Updated on 09/17/2011 11:16AM

Fickle finger of fame

Badge of Silver, with trainer Ronny Werner, may have flipped his palate in his last race.

LEXINGTON, Ky. - Before the Louisiana Derby, Badge of Silver was the hottest prospect for the Kentucky Derby. He had run consecutive races in which he earned a Beyer Speed Figure of 108. His trainer, Ronny Werner, was getting inundated with media requests. And Empire Maker had yet to run in the Florida Derby.

What a difference a race makes. Badge of Silver suffered his first career defeat in the Louisiana Derby. One week later, Empire Maker romped in the Florida Derby. Both have their final preps Saturday for the May 3 Kentucky Derby, but the way in which they are perceived now is in stark contrast to just four weeks ago.

Empire Maker, who runs in the $750,000 Wood Memorial at Aqueduct, is the hot favorite for the Kentucky Derby.

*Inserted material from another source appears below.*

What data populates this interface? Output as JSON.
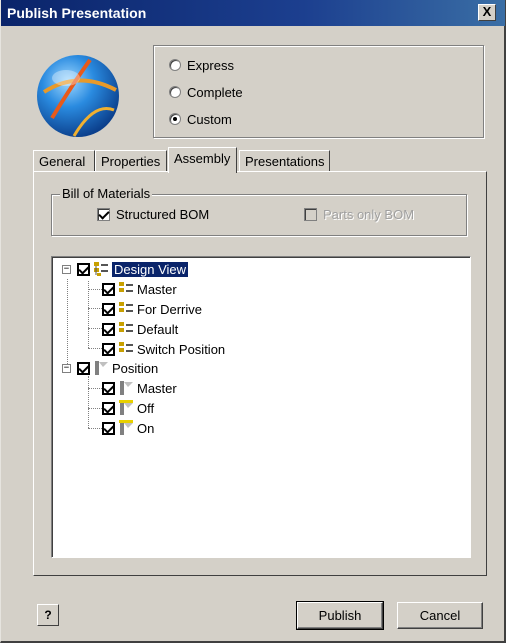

Badge of Silver, who will run here at Keeneland in the $750,000 Toyota Blue Grass Stakes, has made Werner as lonely as the Maytag repairman.

"I got at least three calls a day, every day, between the Risen Star and the Louisiana Derby," the good-natured Werner said at his Keeneland barn the other morning. "Going into the Blue Grass, I've hardly had any calls. It's funny. One bad race and they get off quick."

The phone will ring anew if Badge of Silver can recapture his best form in the Blue Grass. He is expected to take on eight rivals in the race, most notably Peace Rules, who won the Louisiana Derby. The other top contenders for the race are Brancusi, who was third behind Buddy Gil in the San Felipe Stakes last month; Great Notion, who was second in the Rebel Stakes in his last start; and Offlee Wild, the winner of the Holy Bull Stakes earlier this year.

The prospective Blue Grass field - for which post positions were scheduled to be drawn on Thursday morning - grew by two on Wednesday when both Lion Tamer and Ten Cents a Shine were added to the field.

Todd Pletcher, who trains Lion Tamer, had been debating whether to run in the Blue Grass or await the $325,000 Coolmore Lexington Stakes at Keeneland on April 19. He said he decided to run in the Blue Grass in part because Lion Tamer will have three weeks to prepare for the Kentucky Derby, rather than just two, if he runs this weekend.

"He's holding his weight well. That's what I was concerned about," Pletcher said. "He's a lightly made horse."

Cornelio Velasquez will ride Lion Tamer, Pletcher said.

Ten Cents a Shine, who was eighth in the San Felipe in his last start, had also been considered for Saturday's Arkansas Derby at Oaklawn Park by trainer D. Wayne Lukas. But Lukas did not even bother to enter Ten Cents a Shine on Wednesday in the Arkansas Derby.

"We're running in the Blue Grass," Lukas said in the Keeneland paddock before Wednesday's first race. "Mike Smith will ride."

Crowned Dancer, one of the race's longshots, worked a half-mile Wednesday morning at the training center owned by his trainer, Chris Paasch, who said Crowned Dancer was timed in 48.40 seconds.

Because of his Louisiana Derby win, Peace Rules could be a slight favorite in the Blue Grass. But Badge of Silver ran three spectacular races to begin his career, and Werner said the colt had an excuse for his fifth-place finish in the Louisiana Derby.

Werner theorizes that Badge of Silver had a breathing problem in the Louisiana Derby - when he faded in the stretch after moving easily to engage the leaders - and he has taken steps to correct it. The colt had throat surgery last month, and on Saturday he will be outfitted with a new bridle, one designed to further guard against the chances of displacing his palate.

"There are three things that could have caused him to stop," Werner said. "You can bleed bad, hurt a leg, or you can't breath. He pulled up good, and he didn't bleed."

The bridle is a drop noseband, commonly called a flash noseband. An extra leather strip loops around a horse's chin, which helps prevent a horse from moving the bit or displacing his palate. Peace Rules, for instance, wore one in the Louisiana Derby.

"It keeps his mouth shut," Werner said. "I also use a tongue tie on him. The flash is good because you don't get a lot of dirt in your mouth and down your throat. It helps a horse from displacing. I wanted Badge to wear one before, but when I trained him in it, he didn't like it much. I left it off because he was winning. Now, I'm making him take it."

Werner said he has had mixed success with the throat surgery.

"With some, it's a complete turnaround, and with some, you don't see any improvement," Werner said. "I've had some where the difference was night and day. The way I look at it is there's no downside to it. You eliminate the possibility of him doing it again.

"But you really don't know how it'll hold up until the heat of battle," Werner added. "The mile work he had last week was a pretty good indication. He worked comfortable, and he came back good. I had to put a lip chain on him the next day because he was bucking and playing. It didn't take much out of him.

"He had one bad race. We're doing everything we can to fix that. We know he was a good horse before his last race. To me, he's still the same horse he was."